— TASK REQUIREMENTS —
Return every line of the listing that includes the string "title".

*** Opening EXCERPTED RECORDS ***

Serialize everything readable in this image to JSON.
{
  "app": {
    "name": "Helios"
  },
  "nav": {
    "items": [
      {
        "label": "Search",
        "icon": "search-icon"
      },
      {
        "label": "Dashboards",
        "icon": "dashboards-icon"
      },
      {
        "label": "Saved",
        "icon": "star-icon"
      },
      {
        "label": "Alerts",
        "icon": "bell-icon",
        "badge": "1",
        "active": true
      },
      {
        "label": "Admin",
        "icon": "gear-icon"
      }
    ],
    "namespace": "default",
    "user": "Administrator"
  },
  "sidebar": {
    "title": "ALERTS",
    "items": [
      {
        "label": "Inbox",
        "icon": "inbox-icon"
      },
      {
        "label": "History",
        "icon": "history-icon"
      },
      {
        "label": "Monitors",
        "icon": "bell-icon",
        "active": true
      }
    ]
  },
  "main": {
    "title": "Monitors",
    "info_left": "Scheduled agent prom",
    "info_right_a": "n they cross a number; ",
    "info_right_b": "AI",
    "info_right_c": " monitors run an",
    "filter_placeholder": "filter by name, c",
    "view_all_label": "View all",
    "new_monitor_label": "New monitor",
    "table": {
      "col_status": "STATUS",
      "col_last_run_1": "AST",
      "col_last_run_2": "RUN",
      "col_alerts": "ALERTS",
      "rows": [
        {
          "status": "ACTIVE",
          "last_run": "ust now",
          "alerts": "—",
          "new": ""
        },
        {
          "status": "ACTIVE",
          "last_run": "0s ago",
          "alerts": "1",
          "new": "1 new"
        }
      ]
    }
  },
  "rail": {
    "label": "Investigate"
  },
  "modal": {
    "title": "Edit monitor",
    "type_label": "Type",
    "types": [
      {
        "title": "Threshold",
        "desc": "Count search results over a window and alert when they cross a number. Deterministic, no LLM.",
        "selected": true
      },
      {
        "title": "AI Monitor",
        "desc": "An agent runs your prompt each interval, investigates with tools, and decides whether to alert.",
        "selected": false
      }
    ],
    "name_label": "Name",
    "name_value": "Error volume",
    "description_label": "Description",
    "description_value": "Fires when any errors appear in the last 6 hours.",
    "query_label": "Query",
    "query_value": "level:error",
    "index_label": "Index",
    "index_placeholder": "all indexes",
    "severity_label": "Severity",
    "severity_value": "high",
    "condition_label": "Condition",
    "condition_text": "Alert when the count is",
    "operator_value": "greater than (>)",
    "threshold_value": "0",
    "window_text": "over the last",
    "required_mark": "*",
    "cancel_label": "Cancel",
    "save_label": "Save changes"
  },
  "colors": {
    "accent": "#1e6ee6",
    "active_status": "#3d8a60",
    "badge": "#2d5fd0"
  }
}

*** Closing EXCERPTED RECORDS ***

— EXPECTED ANSWER —
    "title": "ALERTS",
    "title": "Monitors",
    "title": "Edit monitor",
        "title": "Threshold",
        "title": "AI Monitor",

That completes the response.